§ **AIM OF THE EXERCISE**
Each line of the entries that mentions the string "Category" needs to be reported.

-- MATERIAL PROVIDED follows --

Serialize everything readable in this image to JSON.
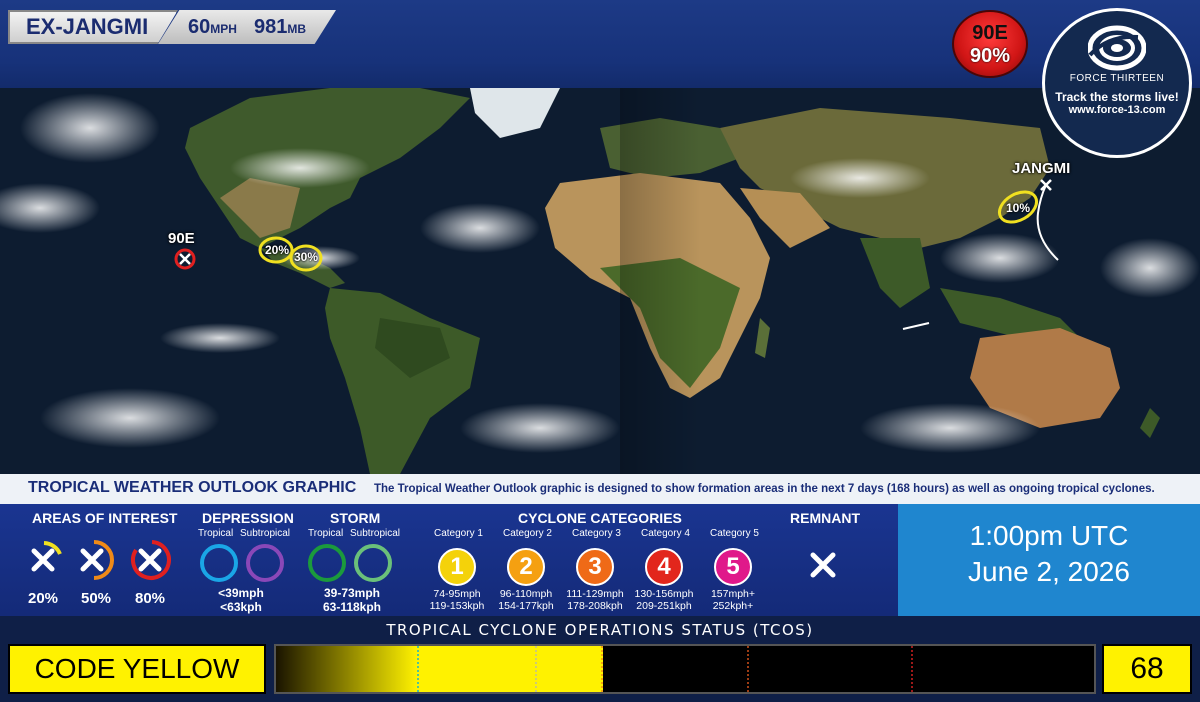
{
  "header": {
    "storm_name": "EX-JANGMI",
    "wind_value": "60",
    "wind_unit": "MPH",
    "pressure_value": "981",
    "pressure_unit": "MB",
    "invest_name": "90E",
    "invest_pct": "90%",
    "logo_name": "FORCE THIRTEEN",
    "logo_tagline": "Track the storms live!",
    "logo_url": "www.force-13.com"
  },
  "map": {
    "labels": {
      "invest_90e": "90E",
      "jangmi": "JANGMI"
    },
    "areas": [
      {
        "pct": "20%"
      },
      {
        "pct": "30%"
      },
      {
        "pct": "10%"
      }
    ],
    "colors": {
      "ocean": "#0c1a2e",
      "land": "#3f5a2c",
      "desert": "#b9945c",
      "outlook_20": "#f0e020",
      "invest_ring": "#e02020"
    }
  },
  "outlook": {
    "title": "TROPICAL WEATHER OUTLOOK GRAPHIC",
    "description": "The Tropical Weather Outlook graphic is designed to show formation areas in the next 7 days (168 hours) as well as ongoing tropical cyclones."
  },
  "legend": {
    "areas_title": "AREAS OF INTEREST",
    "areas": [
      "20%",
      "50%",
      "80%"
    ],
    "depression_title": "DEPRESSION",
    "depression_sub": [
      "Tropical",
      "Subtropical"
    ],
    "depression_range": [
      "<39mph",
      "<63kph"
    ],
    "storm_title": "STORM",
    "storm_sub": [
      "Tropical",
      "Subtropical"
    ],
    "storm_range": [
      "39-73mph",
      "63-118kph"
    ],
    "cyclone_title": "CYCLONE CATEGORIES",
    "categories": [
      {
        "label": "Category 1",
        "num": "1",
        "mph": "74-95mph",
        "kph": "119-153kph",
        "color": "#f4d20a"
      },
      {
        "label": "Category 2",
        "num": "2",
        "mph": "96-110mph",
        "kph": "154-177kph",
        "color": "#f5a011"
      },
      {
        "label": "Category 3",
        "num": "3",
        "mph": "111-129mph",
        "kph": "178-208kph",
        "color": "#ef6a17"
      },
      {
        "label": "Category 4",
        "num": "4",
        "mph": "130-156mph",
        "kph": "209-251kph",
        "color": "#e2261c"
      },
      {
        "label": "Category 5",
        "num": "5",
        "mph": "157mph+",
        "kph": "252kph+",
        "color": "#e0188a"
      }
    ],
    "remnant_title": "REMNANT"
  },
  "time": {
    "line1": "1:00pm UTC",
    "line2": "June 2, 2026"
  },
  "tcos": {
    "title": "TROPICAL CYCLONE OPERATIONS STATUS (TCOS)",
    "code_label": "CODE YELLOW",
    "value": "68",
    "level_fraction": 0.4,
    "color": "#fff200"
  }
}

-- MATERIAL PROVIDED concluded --
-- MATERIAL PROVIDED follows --

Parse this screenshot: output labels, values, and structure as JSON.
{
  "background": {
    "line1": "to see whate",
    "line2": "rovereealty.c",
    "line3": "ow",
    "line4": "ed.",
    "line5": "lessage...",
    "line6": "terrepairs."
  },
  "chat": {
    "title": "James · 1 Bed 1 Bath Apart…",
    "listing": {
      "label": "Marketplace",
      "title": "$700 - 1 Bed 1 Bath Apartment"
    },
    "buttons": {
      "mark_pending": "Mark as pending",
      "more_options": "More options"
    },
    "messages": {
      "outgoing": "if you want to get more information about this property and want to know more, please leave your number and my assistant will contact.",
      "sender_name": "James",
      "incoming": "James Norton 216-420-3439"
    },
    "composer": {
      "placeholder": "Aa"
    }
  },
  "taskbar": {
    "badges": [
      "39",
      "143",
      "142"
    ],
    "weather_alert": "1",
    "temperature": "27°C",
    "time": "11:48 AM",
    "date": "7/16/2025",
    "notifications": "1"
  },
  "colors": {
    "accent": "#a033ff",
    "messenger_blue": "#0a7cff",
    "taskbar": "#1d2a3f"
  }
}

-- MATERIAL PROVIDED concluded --
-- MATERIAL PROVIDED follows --

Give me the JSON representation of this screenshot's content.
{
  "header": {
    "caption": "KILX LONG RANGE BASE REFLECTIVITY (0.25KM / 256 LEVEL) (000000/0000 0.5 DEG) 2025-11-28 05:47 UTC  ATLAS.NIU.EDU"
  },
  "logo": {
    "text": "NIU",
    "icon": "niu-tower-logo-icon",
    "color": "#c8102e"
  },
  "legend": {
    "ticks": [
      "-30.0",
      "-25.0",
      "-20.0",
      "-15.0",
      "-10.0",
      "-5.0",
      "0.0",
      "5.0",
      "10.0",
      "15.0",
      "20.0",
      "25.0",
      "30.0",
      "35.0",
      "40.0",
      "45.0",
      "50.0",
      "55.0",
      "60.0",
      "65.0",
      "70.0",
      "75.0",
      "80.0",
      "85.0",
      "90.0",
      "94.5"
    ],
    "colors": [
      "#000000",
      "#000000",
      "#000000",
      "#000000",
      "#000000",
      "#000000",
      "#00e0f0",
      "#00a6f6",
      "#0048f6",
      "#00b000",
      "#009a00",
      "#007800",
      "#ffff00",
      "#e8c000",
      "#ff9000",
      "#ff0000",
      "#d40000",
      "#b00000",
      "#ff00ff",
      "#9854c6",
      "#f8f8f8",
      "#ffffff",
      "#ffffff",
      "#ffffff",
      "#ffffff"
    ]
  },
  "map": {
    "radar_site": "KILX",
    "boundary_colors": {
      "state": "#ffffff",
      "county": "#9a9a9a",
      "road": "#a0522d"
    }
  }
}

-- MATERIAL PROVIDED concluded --

§ **SOLUTION**
        "label": "Category 1",
        "label": "Category 2",
        "label": "Category 3",
        "label": "Category 4",
        "label": "Category 5",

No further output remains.